As you can see, not all of them are pointy on both ends, so I do not believe all of them are Salpa fusiformis. There were also one-ended points, chains (clones which become sequential hermaphrodites), round with fringed edges, and large tubulars with wide openings on both ends. Notice each has a small compact round, reddish-orange gut, which apparently helps distinguish Salpa from several other Salpidae, such as Helicosalpa virgula? I had difficulty finding specific information, so I wonder if some of these might be Iasis spp. or Weelia spp. My favorite site for these animals is Dave Wrobel's The JelliesZone. And, yes, salps are chordates, so they're more closely related to us than to jellyfish. Wild! As of 2 weeks ago, salps made the news because there were such massive numbers that they clogged an intake screen at the Diablo Canyon Nuclear Power Plant, which is a couple hundred miles southeast of Monterey near MontaƱa de Oro.

9 comments:

John W. Wall said...

I don't know what they are, but my guess would have been eggs. Really cool find!

21stcenturynaturalists said...

Hi Katie, really great pictures! I think these guys are tunicates, possibly of the free floating family Salpidae.

GretchenJoanna said...

It's fantastic that you got these pictures!

The Field of Gold said...

Nothing better than poking around on the oceanside. Beach of Rocks. I love where we are but it's about as far (200 kilometers) from the sea as you can get on this island.

DavidDavid said...

Salps maybe...google: Monterey
Bay Salps
:)...posted without looking at other comments!...now I'll go look...

Martin said...

Yes, Salpa. The top photo shows the individual salps. They have a cylindrical body which can be squeezed to provide propulsion. If they have a nice pointy bit at each end then they may be Salpa fusiformis, but I don't know what species occur off Monteray.
The middle photo shows a chain of these individuals joined together which is how they normally live in the ocean.

Martin Lilley.

PhD on Jellyfish in the UK, 2010

Neil Kelley said...

Yep, another vote for salps. I think Martin is right on with Salpa fusiformis. The two different morphologies (solitary and colonial) represent alternating reproductive and nonreproductive generations (sexual solitary and asexual colonial) akin to the life cycle of most plants (and some other animals). Hard to believe that these chordates are close cousins of ours in the grand scheme of things!

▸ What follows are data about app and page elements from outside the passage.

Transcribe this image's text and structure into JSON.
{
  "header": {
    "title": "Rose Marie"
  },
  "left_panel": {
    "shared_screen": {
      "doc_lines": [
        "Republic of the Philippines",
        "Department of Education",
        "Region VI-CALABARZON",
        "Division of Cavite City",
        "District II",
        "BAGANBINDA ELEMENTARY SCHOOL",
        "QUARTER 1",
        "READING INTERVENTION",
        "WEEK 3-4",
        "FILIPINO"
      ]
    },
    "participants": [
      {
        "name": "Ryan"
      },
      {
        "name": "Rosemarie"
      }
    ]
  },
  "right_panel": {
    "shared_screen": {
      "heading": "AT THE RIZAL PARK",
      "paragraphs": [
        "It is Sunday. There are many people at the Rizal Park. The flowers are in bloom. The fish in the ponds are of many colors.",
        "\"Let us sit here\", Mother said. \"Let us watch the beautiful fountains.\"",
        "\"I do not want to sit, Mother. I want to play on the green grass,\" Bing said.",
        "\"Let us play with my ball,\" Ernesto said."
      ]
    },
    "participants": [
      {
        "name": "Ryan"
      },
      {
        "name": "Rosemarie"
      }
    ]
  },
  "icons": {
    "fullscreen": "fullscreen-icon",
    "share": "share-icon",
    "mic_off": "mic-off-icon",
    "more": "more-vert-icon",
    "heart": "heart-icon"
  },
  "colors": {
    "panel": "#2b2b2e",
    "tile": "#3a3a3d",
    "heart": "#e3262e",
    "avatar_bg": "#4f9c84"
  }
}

Your other critter, the "long fin-like creature with purple lips" is some sort of heteropod, a pelagic predatory gastropod that eats salps. If you look closely you can see the rudimentary coiled shell. Based on the short description in Underwater California I'm going to guess this might be Carinaria.

Katie (Nature ID) said...

Wow! I had to find new online ID resources for information on these animals. I've added pictures and postscripted the above. Plus, I moved the snail to a new post. This was a fun one to try to ID. Thank you for your help!

Katie (Nature ID) said...

Oops, here's a link that hopefully works: snail to a new post